Artist on a Harley:

Virtual Art Lessons

[SW Colorado | September 2020 | By Mike Simpson]

You know, this COVID thing has sure put a cramp in almost every aspect of life as we used to know it. Artists have been affected as well. One form of supplemental income for an artist is teaching.

Teaching in the art world is big business…or it can be. Classes and workshops are offered all over the world. Your favorite artist may have offered a painting vacation in Tuscany, Italy or Provence, France or for me, a workshop in the San Juan Mountains of Colorado, right here in my backyard.

Not these days.

Along with all the rest of educational opportunities, whether it be sending the little ones off to kindergarten or the older ones off to college…things have changed.

Of course, the big debate is whether to hold class in person or virtually, or a combination of both. In the art world, we have little choice, depending on what state you live in. In Colorado, it is my understanding that if you can maintain the social distance of 6 feet and wear a mask you can teach away. Class size is limited, however. Not sure how many it is limited to however.

Artists are survivors, if nothing else, and with the availability of the Internet and the world wide web, the interested student can take online classes from many well-known artists. The online course opportunities for students has been around for a while, and the more tech-savvy artist/teachers have figured it out.

Virtual classes and workshops are the big thing right now. The student can sign up for anything from a single day class to a continuing education career with monthly renewals. Some artists I know offer personal critiques and lesson assignments. Email exchanges allow the student to get personal feedback.

Of course, it is all for a price. Some require quite a commitment, but it takes a lot of work on the artist’s part. I know. I’ve tried it. Aside from the filming and editing, there is class schedules and marketing.

The more renowned and successful artists are filling a big void. Lots of folks have a lot of time on their hands these days and they want to learn something. It can all be done in the convenience or your own home and on your own schedule.


Mike Simpson conducting an outdoor art class. Courtesy photo.

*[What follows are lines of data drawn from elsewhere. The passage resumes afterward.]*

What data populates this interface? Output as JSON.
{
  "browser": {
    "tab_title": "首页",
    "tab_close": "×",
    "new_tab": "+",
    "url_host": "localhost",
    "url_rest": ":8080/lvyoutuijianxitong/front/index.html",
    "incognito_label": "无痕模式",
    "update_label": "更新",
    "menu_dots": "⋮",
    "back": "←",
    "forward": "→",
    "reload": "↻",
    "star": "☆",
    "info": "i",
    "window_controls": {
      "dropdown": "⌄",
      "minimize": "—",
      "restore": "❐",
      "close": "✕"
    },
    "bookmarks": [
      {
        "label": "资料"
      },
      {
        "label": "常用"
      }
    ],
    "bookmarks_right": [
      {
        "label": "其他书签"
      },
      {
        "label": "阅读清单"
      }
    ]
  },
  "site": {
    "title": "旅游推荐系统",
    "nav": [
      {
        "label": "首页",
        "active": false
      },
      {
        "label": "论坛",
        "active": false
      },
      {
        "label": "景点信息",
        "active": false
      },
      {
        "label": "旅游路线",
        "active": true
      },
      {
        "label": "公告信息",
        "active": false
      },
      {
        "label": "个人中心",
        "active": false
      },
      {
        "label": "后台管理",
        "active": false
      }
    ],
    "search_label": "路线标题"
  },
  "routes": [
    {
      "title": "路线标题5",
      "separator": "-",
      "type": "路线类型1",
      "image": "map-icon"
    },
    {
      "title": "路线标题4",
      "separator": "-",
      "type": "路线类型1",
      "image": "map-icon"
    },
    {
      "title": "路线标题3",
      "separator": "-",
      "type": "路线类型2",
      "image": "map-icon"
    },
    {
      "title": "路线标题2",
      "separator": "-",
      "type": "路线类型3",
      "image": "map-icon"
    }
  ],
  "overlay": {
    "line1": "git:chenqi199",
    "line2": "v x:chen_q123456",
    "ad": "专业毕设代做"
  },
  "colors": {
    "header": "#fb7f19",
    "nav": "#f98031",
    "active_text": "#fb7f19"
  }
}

Another format for online studies is artist videos. These have been around for a long time, but I’m told there has been a huge uptick in orders since the COVID shutdown. Folks are looking for something to do.

The problem with online classes or video classes, in my opinion, is the lack of personal human interaction. Folks like to socialize and be around like-minded artists. Some students are what we teachers call, workshop junkies. They like traveling and taking workshops. Ain’t happening now though.

I’ve enjoyed teaching a number of classes and workshops in my career. They have all been in- person classes, however. I don’t have the technical abilities to setup a virtual classroom. I think it would be difficult for a teacher to fully engage a student through a computer monitor, but I guess it is being done.

I imagine the same obstacle will exist for the kindergartener or the college student. We’ll have to see.

Check with the Montrose Center for the Arts and see what they have coming up for classes. I’ll have a class offering again there ultimately. It’ll be an in-person one. Class size may be limited however.

In the meantime, be safe out there.


Related Stories

Today’s Education. A Technical Enterprise

Education’s New True

How Do You Connect?

It’s Never Too Late to Learn Something New